(Dataset entries)

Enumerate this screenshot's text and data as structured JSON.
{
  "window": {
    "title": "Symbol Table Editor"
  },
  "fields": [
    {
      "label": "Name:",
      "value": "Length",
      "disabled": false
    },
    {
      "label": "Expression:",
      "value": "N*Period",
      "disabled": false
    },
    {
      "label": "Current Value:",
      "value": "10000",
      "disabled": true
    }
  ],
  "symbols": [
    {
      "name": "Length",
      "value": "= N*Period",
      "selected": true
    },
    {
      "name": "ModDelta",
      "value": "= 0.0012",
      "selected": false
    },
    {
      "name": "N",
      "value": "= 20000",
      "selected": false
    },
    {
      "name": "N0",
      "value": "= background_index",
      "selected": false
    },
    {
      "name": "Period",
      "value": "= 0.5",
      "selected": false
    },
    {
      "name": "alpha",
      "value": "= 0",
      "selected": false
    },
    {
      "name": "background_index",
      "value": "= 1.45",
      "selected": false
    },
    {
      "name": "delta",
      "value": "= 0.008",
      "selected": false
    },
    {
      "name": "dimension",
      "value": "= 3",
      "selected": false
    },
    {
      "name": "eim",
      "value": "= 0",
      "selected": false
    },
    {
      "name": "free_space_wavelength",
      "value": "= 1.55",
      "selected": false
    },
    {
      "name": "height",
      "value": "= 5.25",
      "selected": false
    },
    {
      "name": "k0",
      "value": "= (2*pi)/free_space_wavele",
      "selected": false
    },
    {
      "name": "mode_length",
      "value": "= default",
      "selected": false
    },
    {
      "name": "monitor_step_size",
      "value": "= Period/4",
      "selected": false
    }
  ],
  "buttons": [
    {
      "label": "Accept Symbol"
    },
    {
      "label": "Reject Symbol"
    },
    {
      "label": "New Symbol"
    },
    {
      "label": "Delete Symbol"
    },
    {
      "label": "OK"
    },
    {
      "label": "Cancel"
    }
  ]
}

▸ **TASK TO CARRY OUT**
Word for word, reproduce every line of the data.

▸ **TASK ANSWER**
Enumerate this screenshot's text and data as structured JSON.
{
  "window": {
    "title": "Symbol Table Editor"
  },
  "fields": [
    {
      "label": "Name:",
      "value": "Length",
      "disabled": false
    },
    {
      "label": "Expression:",
      "value": "N*Period",
      "disabled": false
    },
    {
      "label": "Current Value:",
      "value": "10000",
      "disabled": true
    }
  ],
  "symbols": [
    {
      "name": "Length",
      "value": "= N*Period",
      "selected": true
    },
    {
      "name": "ModDelta",
      "value": "= 0.0012",
      "selected": false
    },
    {
      "name": "N",
      "value": "= 20000",
      "selected": false
    },
    {
      "name": "N0",
      "value": "= background_index",
      "selected": false
    },
    {
      "name": "Period",
      "value": "= 0.5",
      "selected": false
    },
    {
      "name": "alpha",
      "value": "= 0",
      "selected": false
    },
    {
      "name": "background_index",
      "value": "= 1.45",
      "selected": false
    },
    {
      "name": "delta",
      "value": "= 0.008",
      "selected": false
    },
    {
      "name": "dimension",
      "value": "= 3",
      "selected": false
    },
    {
      "name": "eim",
      "value": "= 0",
      "selected": false
    },
    {
      "name": "free_space_wavelength",
      "value": "= 1.55",
      "selected": false
    },
    {
      "name": "height",
      "value": "= 5.25",
      "selected": false
    },
    {
      "name": "k0",
      "value": "= (2*pi)/free_space_wavele",
      "selected": false
    },
    {
      "name": "mode_length",
      "value": "= default",
      "selected": false
    },
    {
      "name": "monitor_step_size",
      "value": "= Period/4",
      "selected": false
    }
  ],
  "buttons": [
    {
      "label": "Accept Symbol"
    },
    {
      "label": "Reject Symbol"
    },
    {
      "label": "New Symbol"
    },
    {
      "label": "Delete Symbol"
    },
    {
      "label": "OK"
    },
    {
      "label": "Cancel"
    }
  ]
}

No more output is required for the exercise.